Basically, skew refers to a set up where the car is set to run at an angle. The front end looks like it’s pointing in a different direction than the direction the car is actually going, which gives the whole thing a sort of crab-walk look. Usually, the rear axle is mounted at an angle when compared to the chassis. For oval tracks, that skew conveys aerodynamic advantages and reduces the amount of turning input required to go left, which makes the cars easier to drive and, crucially, which makes them go faster.

This didn’t sit well with NASCAR for a lot of reasons. It creates further deviation from the Cup cars’ real-world counterparts, it presents a competition advantage for teams running skew, and it’s one of those things that teams can get crazy with if you don’t keep them in line.


NASCAR has made symmetry a key part of the formula for the upcoming 2022 season, in part to make one car that teams will use on both oval and road courses. But that skew is still making an appearance. Here’s Erik Jones running a ton of skew, which makes his car look like it’s pointing at the wall when it’s actually running straight:

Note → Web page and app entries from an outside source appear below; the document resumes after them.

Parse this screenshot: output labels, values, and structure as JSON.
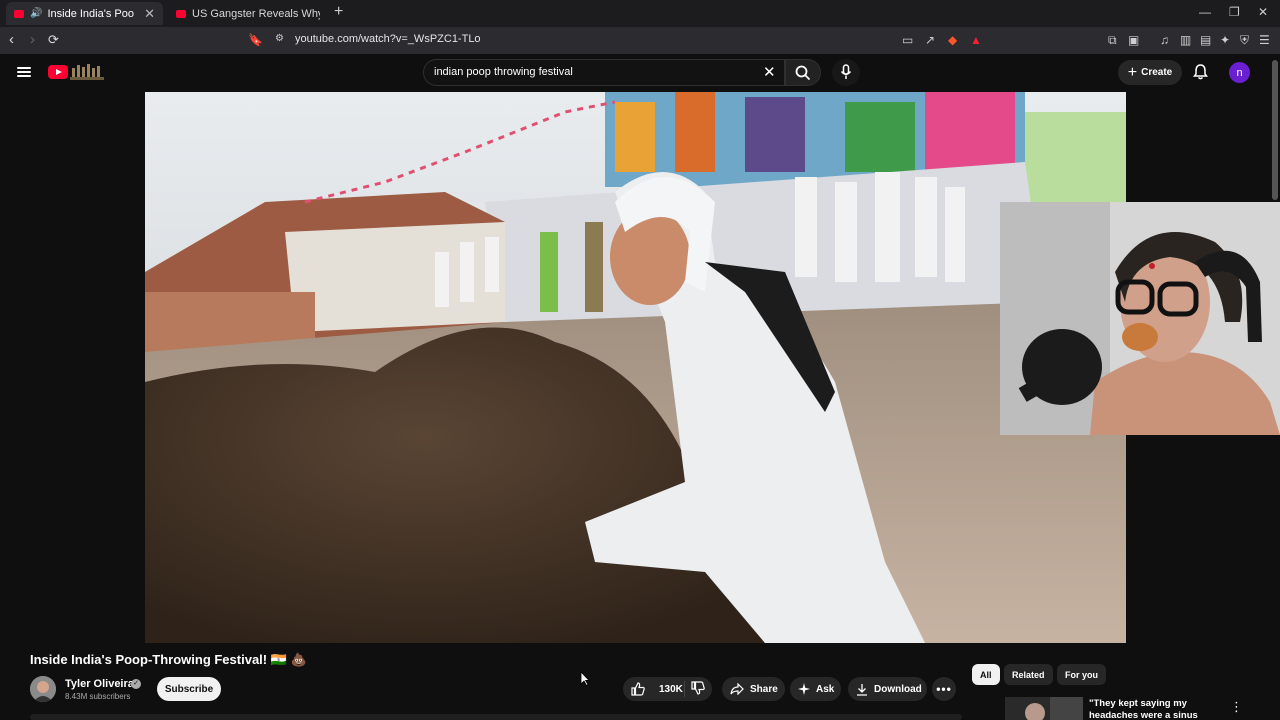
{
  "browser": {
    "tabs": [
      {
        "title": "Inside India's Poop-Throwing",
        "active": true,
        "audio": true
      },
      {
        "title": "US Gangster Reveals Why MUSLIMS",
        "active": false,
        "audio": false
      }
    ],
    "url": "youtube.com/watch?v=_WsPZC1-TLo"
  },
  "header": {
    "search_value": "indian poop throwing festival",
    "create_label": "Create",
    "avatar_letter": "n"
  },
  "video": {
    "title": "Inside India's Poop-Throwing Festival! 🇮🇳 💩",
    "channel": "Tyler Oliveira",
    "subscribers": "8.43M subscribers",
    "subscribe_label": "Subscribe",
    "likes": "130K",
    "share_label": "Share",
    "ask_label": "Ask",
    "download_label": "Download"
  },
  "chips": [
    "All",
    "Related",
    "For you"
  ],
  "recommendation": {
    "title": "\"They kept saying my headaches were a sinus"
  },
  "colors": {
    "youtube_red": "#ff0033",
    "background": "#0f0f0f",
    "avatar": "#6a1fd1"
  }
}
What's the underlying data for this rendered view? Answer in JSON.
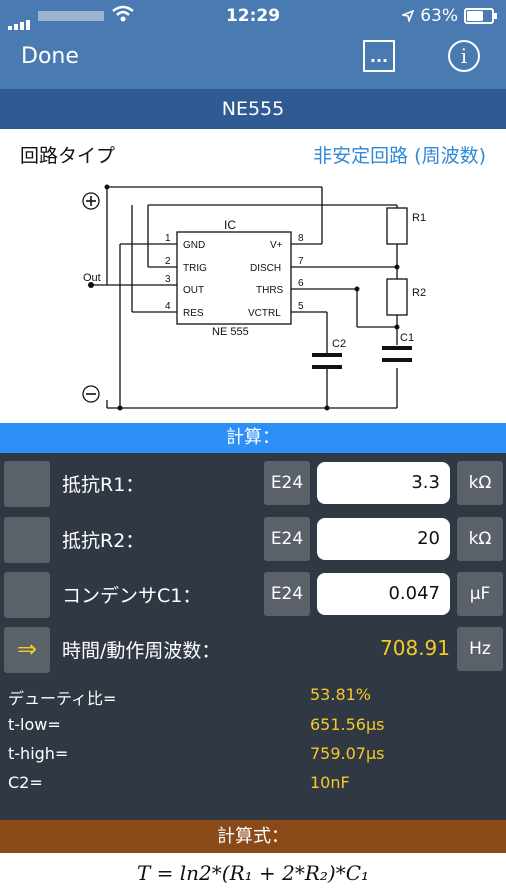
{
  "status": {
    "time": "12:29",
    "battery": "63%"
  },
  "nav": {
    "done": "Done",
    "info": "i",
    "dots": "..."
  },
  "title": "NE555",
  "circuit_type": {
    "label": "回路タイプ",
    "value": "非安定回路 (周波数)"
  },
  "diagram": {
    "ic_label": "IC",
    "ic_name": "NE 555",
    "pins": {
      "p1": "1",
      "p2": "2",
      "p3": "3",
      "p4": "4",
      "p5": "5",
      "p6": "6",
      "p7": "7",
      "p8": "8",
      "gnd": "GND",
      "trig": "TRIG",
      "out": "OUT",
      "res": "RES",
      "vplus": "V+",
      "disch": "DISCH",
      "thrs": "THRS",
      "vctrl": "VCTRL"
    },
    "r1": "R1",
    "r2": "R2",
    "c1": "C1",
    "c2": "C2",
    "out": "Out",
    "plus": "+",
    "minus": "−"
  },
  "calc_header": "計算：",
  "rows": [
    {
      "label": "抵抗R1：",
      "e24": "E24",
      "value": "3.3",
      "unit": "kΩ"
    },
    {
      "label": "抵抗R2：",
      "e24": "E24",
      "value": "20",
      "unit": "kΩ"
    },
    {
      "label": "コンデンサC1：",
      "e24": "E24",
      "value": "0.047",
      "unit": "µF"
    }
  ],
  "result": {
    "arrow": "⇒",
    "label": "時間/動作周波数：",
    "value": "708.91",
    "unit": "Hz"
  },
  "details": [
    {
      "label": "デューティ比=",
      "value": "53.81%"
    },
    {
      "label": "t-low=",
      "value": "651.56µs"
    },
    {
      "label": "t-high=",
      "value": "759.07µs"
    },
    {
      "label": "C2=",
      "value": "10nF"
    }
  ],
  "formula_header": "計算式：",
  "formula": "T = ln2*(R₁ + 2*R₂)*C₁"
}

As one crew member told me, “It’s all clip skew. You can run shims in the rear clip and fuck with the toe. So technically, as of this second, it’s totally legal.”

Basically, the axle itself isn’t skewed. So as of right now, it’s fine, since there’s nothing in the rulebook to disallow it.


And, even if something is eventually added to the rulebook, there’s no guarantee that teams will stop running skewed cars. The history of the sport is built on fudging the rulebook, and longtime fans will likely remember the Cars of Tomorrow that would pass tech inspection only to become magically more skewed on the track when the race started.